App and web page records
"""
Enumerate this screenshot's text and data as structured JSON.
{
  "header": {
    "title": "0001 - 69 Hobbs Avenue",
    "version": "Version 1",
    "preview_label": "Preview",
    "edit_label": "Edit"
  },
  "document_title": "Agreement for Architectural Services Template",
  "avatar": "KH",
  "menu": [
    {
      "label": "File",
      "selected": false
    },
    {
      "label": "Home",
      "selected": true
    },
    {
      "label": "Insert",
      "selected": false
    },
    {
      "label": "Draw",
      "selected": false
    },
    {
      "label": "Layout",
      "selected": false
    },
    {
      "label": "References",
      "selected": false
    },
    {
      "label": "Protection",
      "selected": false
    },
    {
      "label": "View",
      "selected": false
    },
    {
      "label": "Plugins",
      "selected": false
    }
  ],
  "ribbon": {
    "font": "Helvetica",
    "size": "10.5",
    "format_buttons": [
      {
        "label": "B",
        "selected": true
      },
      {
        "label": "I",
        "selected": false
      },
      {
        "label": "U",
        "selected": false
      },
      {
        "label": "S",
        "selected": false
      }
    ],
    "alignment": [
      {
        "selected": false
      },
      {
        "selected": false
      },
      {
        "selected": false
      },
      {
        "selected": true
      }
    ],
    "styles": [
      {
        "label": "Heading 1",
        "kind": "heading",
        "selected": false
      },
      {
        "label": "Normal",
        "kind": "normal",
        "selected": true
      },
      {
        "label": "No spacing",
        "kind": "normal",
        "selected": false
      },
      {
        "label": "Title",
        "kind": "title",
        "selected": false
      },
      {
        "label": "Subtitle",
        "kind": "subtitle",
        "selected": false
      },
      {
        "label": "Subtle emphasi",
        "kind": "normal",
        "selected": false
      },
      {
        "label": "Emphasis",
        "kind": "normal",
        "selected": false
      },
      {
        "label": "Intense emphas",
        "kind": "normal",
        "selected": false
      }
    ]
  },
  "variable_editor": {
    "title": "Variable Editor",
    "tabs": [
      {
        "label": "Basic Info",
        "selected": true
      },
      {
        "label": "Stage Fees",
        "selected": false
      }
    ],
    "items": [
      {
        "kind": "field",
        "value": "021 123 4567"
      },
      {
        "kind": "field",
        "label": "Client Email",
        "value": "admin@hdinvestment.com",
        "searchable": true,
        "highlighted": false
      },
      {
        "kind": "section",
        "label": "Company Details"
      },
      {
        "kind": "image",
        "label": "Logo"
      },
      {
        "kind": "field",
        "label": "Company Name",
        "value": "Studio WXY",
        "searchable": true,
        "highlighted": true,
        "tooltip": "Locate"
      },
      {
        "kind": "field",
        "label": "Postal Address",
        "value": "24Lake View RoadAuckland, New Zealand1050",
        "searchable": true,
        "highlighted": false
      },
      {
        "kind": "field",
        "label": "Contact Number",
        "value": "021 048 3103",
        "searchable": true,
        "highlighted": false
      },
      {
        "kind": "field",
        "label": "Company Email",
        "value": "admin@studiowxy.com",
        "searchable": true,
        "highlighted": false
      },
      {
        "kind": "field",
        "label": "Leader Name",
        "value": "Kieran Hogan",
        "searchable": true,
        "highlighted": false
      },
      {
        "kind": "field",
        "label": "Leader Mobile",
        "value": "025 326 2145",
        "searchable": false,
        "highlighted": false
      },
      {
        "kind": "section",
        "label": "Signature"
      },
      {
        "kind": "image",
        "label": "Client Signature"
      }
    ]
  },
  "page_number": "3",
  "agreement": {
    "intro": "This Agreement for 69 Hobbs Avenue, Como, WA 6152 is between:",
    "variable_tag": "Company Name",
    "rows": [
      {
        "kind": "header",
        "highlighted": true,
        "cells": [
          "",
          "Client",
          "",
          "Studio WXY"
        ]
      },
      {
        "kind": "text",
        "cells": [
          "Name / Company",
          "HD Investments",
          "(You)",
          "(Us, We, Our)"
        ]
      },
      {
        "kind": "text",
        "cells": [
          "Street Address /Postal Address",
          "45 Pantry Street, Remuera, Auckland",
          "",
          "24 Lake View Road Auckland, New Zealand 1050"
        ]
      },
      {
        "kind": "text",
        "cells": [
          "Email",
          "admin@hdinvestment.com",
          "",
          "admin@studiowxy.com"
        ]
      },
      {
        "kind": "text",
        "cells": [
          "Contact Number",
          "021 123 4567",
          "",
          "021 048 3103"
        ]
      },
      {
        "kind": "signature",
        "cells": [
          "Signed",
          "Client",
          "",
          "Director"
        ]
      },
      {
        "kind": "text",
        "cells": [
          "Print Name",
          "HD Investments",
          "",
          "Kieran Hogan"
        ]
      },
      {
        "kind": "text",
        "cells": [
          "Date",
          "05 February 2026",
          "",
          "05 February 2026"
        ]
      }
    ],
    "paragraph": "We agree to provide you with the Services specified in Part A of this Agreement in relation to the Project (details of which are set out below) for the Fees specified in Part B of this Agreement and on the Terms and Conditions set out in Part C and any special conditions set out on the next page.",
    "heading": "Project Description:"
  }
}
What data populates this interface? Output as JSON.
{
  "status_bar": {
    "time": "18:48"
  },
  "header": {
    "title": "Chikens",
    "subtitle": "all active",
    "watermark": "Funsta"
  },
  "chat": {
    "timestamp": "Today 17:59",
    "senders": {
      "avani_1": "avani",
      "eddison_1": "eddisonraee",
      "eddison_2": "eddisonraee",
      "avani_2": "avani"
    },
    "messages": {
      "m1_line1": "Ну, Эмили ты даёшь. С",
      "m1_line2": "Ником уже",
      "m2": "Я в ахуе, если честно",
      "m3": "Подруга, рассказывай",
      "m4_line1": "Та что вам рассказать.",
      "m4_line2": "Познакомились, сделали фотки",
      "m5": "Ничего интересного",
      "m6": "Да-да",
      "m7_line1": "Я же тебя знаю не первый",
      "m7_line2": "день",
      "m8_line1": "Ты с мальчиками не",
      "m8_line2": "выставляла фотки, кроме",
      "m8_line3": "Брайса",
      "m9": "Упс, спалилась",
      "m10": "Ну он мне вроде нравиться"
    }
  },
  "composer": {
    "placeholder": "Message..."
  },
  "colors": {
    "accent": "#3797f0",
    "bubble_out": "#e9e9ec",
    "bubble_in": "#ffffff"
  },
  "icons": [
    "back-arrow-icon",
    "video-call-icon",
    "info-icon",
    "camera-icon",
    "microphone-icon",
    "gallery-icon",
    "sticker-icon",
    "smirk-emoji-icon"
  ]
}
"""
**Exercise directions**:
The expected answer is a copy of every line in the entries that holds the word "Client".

**Output for this task**:
        "label": "Client Email",
        "label": "Client Signature"
          "Client",
          "Client",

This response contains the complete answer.